Available data:
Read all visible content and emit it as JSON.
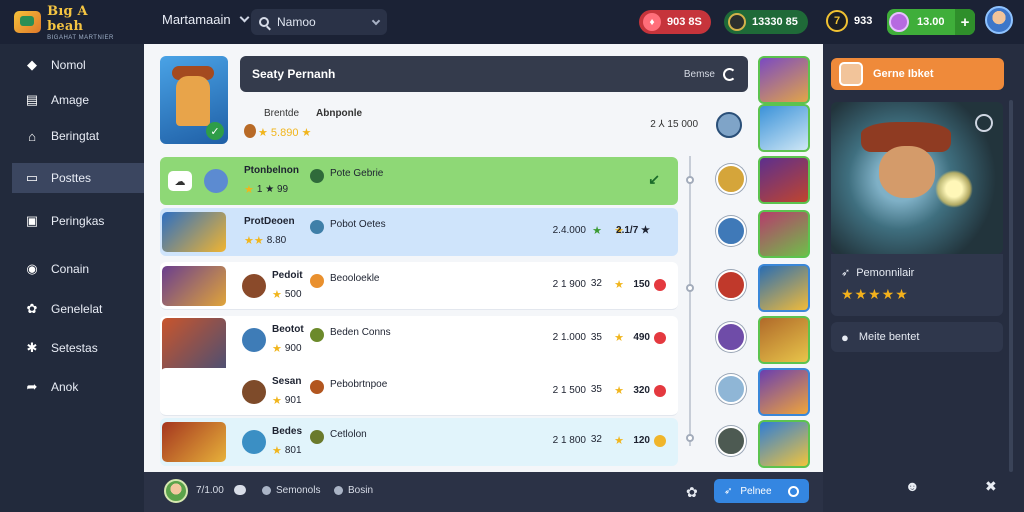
{
  "app": {
    "logo_title": "Bıg A beah",
    "logo_sub": "BIGAHAT MARTNIER"
  },
  "topbar": {
    "menu_label": "Martamaain",
    "search_text": "Namoo",
    "currency_red": "903 8S",
    "currency_green": "13330 85",
    "coin_value": "933",
    "coin_glyph": "7",
    "gem_value": "13.00",
    "gem_plus": "+"
  },
  "sidebar": {
    "items": [
      {
        "label": "Nomol",
        "icon": "bell-icon",
        "glyph": "◆"
      },
      {
        "label": "Amage",
        "icon": "list-icon",
        "glyph": "▤"
      },
      {
        "label": "Beringtat",
        "icon": "home-icon",
        "glyph": "⌂"
      },
      {
        "label": "Posttes",
        "icon": "card-icon",
        "glyph": "▭"
      },
      {
        "label": "Peringkas",
        "icon": "doc-icon",
        "glyph": "▣"
      },
      {
        "label": "Conain",
        "icon": "globe-icon",
        "glyph": "◉"
      },
      {
        "label": "Genelelat",
        "icon": "gear-icon",
        "glyph": "✿"
      },
      {
        "label": "Setestas",
        "icon": "cog-icon",
        "glyph": "✱"
      },
      {
        "label": "Anok",
        "icon": "share-icon",
        "glyph": "➦"
      }
    ],
    "active_index": 3
  },
  "main": {
    "title": "Seaty Pernanh",
    "title_side": "Bemse",
    "sub_a": "Brentde",
    "sub_b": "Abnponle",
    "sub_stars": "★ 5.890 ★",
    "sub_right": "2 ⅄ 15 000",
    "rows": [
      {
        "name": "Ptonbelnon",
        "rating": "1 ★ 99",
        "tag": "Pote Gebrie",
        "value": "",
        "s1": "",
        "s2": "",
        "s3": "",
        "style": "sel"
      },
      {
        "name": "ProtDeoen",
        "rating": "8.80",
        "tag": "Pobot Oetes",
        "value": "2.4.000",
        "s1": "★",
        "s2": "★",
        "s3": "2.1/7 ★",
        "style": "hl"
      },
      {
        "name": "Pedoit",
        "rating": "500",
        "tag": "Beooloekle",
        "value": "2 1 900",
        "s1": "32",
        "s2": "★",
        "s3": "150",
        "style": "plain"
      },
      {
        "name": "Beotot",
        "rating": "900",
        "tag": "Beden Conns",
        "value": "2 1.000",
        "s1": "35",
        "s2": "★",
        "s3": "490",
        "style": "plain"
      },
      {
        "name": "Sesan",
        "rating": "901",
        "tag": "Pebobrtnpoe",
        "value": "2 1 500",
        "s1": "35",
        "s2": "★",
        "s3": "320",
        "style": "plain"
      },
      {
        "name": "Bedes",
        "rating": "801",
        "tag": "Cetlolon",
        "value": "2 1 800",
        "s1": "32",
        "s2": "★",
        "s3": "120",
        "style": "light"
      }
    ]
  },
  "bottombar": {
    "count": "7/1.00",
    "link1": "Semonols",
    "link2": "Bosin",
    "button": "Pelnee"
  },
  "rpanel": {
    "button": "Gerne Ibket",
    "hero_name": "Pemonnilair",
    "stars": "★★★★★",
    "more": "Meite bentet"
  },
  "colors": {
    "accent_orange": "#ef8a3a",
    "accent_blue": "#3486e1",
    "select_green": "#8ed876",
    "highlight_blue": "#cfe4fb"
  }
}
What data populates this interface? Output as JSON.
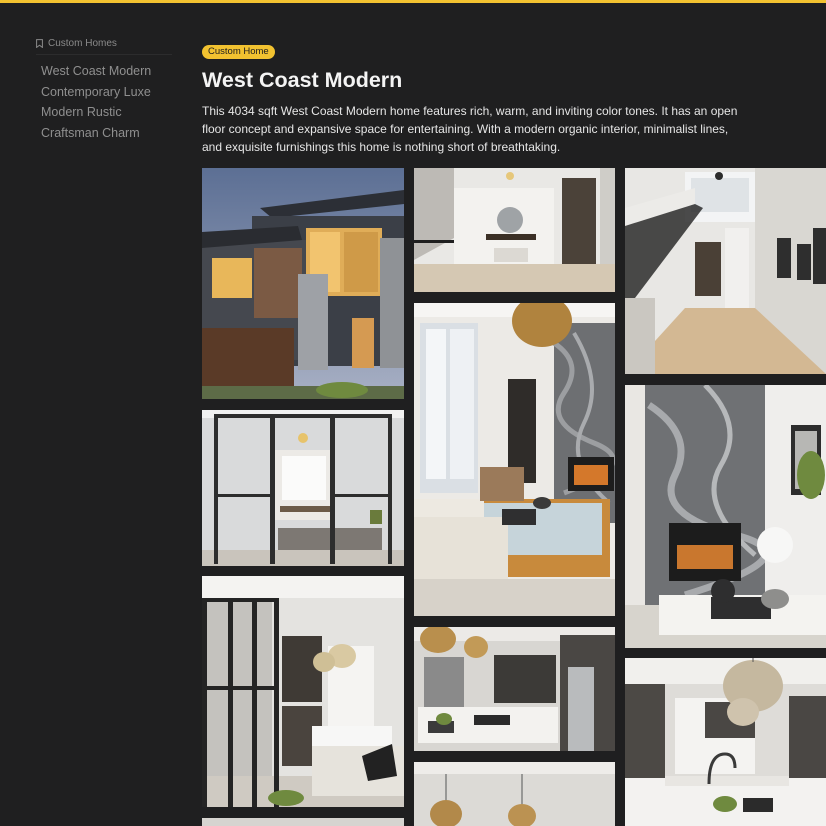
{
  "sidebar": {
    "heading": "Custom Homes",
    "items": [
      {
        "label": "West Coast Modern"
      },
      {
        "label": "Contemporary Luxe"
      },
      {
        "label": "Modern Rustic"
      },
      {
        "label": "Craftsman Charm"
      }
    ]
  },
  "main": {
    "badge": "Custom Home",
    "title": "West Coast Modern",
    "description": "This 4034 sqft West Coast Modern home features rich, warm, and inviting color tones. It has an open floor concept and expansive space for entertaining. With a modern organic interior, minimalist lines, and exquisite furnishings this home is nothing short of breathtaking."
  },
  "colors": {
    "background": "#1f1f20",
    "accent": "#f2c230",
    "sidebar_text": "#8f8f8f"
  },
  "icons": {
    "sidebar_heading": "bookmark-icon"
  }
}
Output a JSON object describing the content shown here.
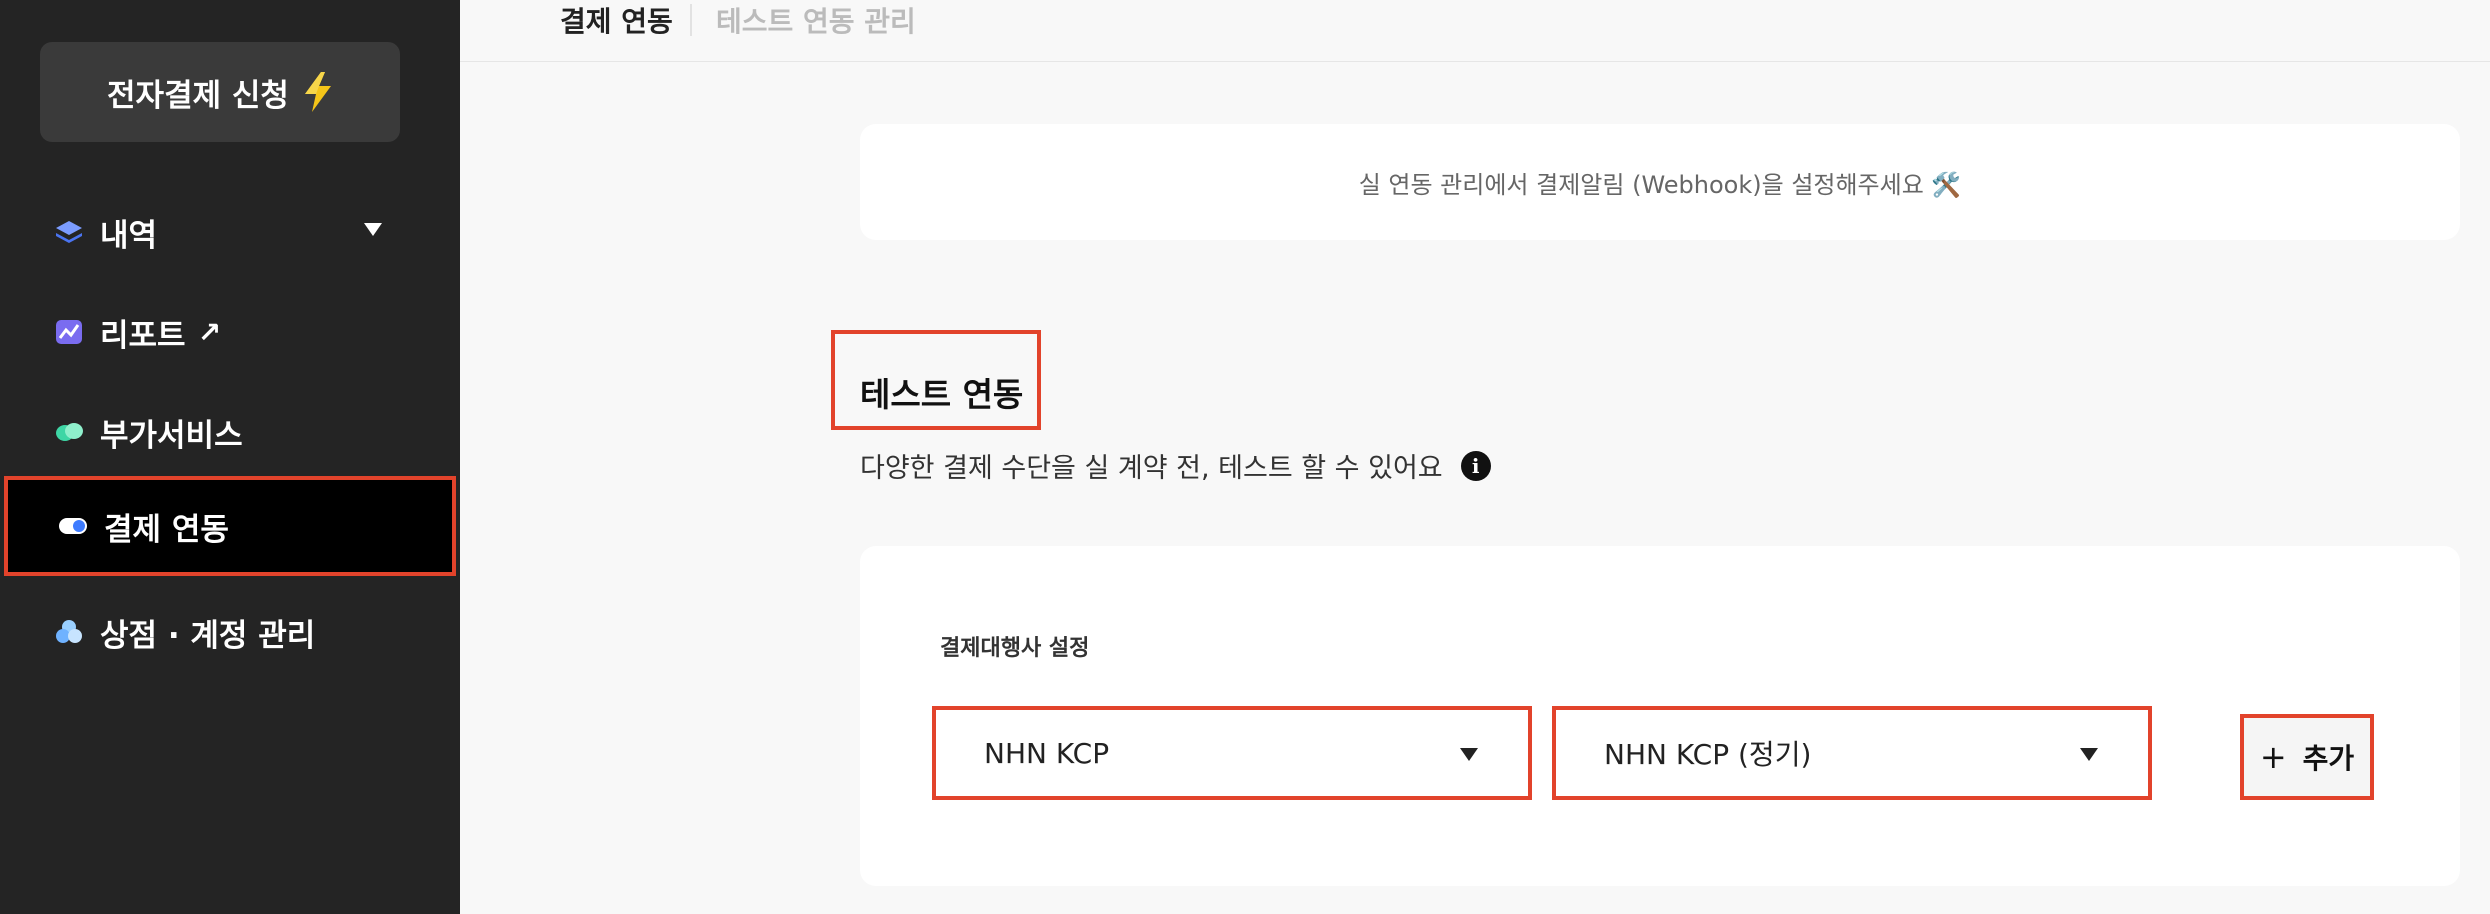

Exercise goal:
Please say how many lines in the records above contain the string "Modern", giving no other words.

Exercise solution:
4